### [EXERCISE OBJECTIVE]
Your task is to repeat the entries word for word while leaving out the pictures.

---------- DATA SUPPLIED ----------

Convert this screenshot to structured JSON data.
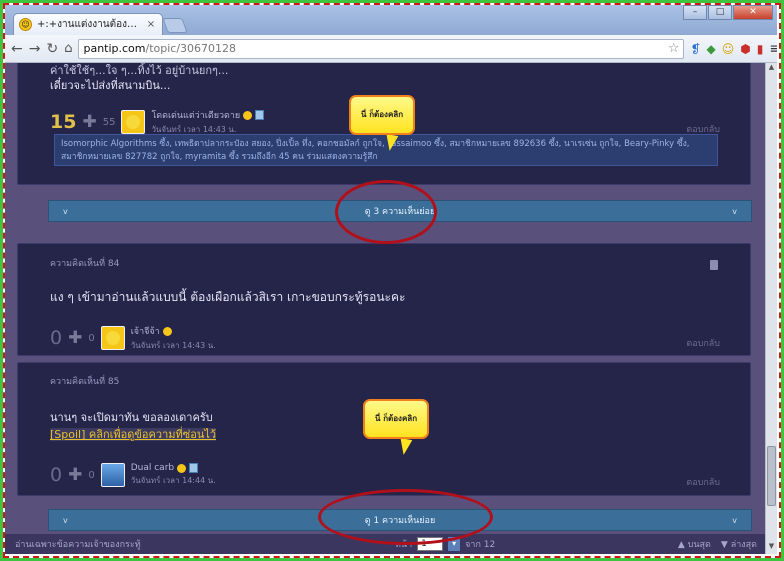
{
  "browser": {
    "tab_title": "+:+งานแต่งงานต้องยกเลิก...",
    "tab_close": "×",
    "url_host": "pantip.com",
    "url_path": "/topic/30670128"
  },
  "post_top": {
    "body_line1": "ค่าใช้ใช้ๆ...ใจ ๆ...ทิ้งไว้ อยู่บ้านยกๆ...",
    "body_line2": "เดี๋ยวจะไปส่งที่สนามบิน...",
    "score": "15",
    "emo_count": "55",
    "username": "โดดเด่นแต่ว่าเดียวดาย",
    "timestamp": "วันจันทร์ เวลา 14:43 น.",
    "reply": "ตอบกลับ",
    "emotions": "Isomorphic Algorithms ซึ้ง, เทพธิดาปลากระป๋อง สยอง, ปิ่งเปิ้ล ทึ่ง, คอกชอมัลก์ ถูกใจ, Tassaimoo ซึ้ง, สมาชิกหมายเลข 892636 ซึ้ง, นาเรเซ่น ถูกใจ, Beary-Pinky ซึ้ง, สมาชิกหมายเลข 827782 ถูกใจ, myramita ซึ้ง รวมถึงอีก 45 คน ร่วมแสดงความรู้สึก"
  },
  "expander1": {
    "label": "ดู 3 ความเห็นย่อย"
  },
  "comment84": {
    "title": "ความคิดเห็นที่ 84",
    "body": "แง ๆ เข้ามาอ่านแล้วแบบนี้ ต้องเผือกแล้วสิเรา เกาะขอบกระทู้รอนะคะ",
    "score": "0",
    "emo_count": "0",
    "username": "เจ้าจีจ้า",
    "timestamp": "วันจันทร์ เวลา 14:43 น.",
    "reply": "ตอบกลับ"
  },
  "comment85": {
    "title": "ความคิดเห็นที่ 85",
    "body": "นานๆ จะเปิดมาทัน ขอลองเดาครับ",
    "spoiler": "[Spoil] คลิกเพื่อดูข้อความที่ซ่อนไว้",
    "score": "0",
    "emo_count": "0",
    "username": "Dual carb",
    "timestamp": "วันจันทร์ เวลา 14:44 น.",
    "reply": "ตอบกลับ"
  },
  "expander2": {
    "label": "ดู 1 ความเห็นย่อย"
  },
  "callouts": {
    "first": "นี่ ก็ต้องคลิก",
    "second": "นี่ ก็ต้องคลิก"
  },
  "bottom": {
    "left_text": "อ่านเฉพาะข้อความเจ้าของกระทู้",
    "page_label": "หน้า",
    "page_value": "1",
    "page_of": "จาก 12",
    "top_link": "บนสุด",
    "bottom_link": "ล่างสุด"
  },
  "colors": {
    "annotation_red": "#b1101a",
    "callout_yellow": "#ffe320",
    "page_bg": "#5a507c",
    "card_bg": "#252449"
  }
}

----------

### [SOLUTION FOR THIS TASK]
Convert this screenshot to structured JSON data.
{
  "browser": {
    "tab_title": "+:+งานแต่งงานต้องยกเลิก...",
    "tab_close": "×",
    "url_host": "pantip.com",
    "url_path": "/topic/30670128"
  },
  "post_top": {
    "body_line1": "ค่าใช้ใช้ๆ...ใจ ๆ...ทิ้งไว้ อยู่บ้านยกๆ...",
    "body_line2": "เดี๋ยวจะไปส่งที่สนามบิน...",
    "score": "15",
    "emo_count": "55",
    "username": "โดดเด่นแต่ว่าเดียวดาย",
    "timestamp": "วันจันทร์ เวลา 14:43 น.",
    "reply": "ตอบกลับ",
    "emotions": "Isomorphic Algorithms ซึ้ง, เทพธิดาปลากระป๋อง สยอง, ปิ่งเปิ้ล ทึ่ง, คอกชอมัลก์ ถูกใจ, Tassaimoo ซึ้ง, สมาชิกหมายเลข 892636 ซึ้ง, นาเรเซ่น ถูกใจ, Beary-Pinky ซึ้ง, สมาชิกหมายเลข 827782 ถูกใจ, myramita ซึ้ง รวมถึงอีก 45 คน ร่วมแสดงความรู้สึก"
  },
  "expander1": {
    "label": "ดู 3 ความเห็นย่อย"
  },
  "comment84": {
    "title": "ความคิดเห็นที่ 84",
    "body": "แง ๆ เข้ามาอ่านแล้วแบบนี้ ต้องเผือกแล้วสิเรา เกาะขอบกระทู้รอนะคะ",
    "score": "0",
    "emo_count": "0",
    "username": "เจ้าจีจ้า",
    "timestamp": "วันจันทร์ เวลา 14:43 น.",
    "reply": "ตอบกลับ"
  },
  "comment85": {
    "title": "ความคิดเห็นที่ 85",
    "body": "นานๆ จะเปิดมาทัน ขอลองเดาครับ",
    "spoiler": "[Spoil] คลิกเพื่อดูข้อความที่ซ่อนไว้",
    "score": "0",
    "emo_count": "0",
    "username": "Dual carb",
    "timestamp": "วันจันทร์ เวลา 14:44 น.",
    "reply": "ตอบกลับ"
  },
  "expander2": {
    "label": "ดู 1 ความเห็นย่อย"
  },
  "callouts": {
    "first": "นี่ ก็ต้องคลิก",
    "second": "นี่ ก็ต้องคลิก"
  },
  "bottom": {
    "left_text": "อ่านเฉพาะข้อความเจ้าของกระทู้",
    "page_label": "หน้า",
    "page_value": "1",
    "page_of": "จาก 12",
    "top_link": "บนสุด",
    "bottom_link": "ล่างสุด"
  },
  "colors": {
    "annotation_red": "#b1101a",
    "callout_yellow": "#ffe320",
    "page_bg": "#5a507c",
    "card_bg": "#252449"
  }
}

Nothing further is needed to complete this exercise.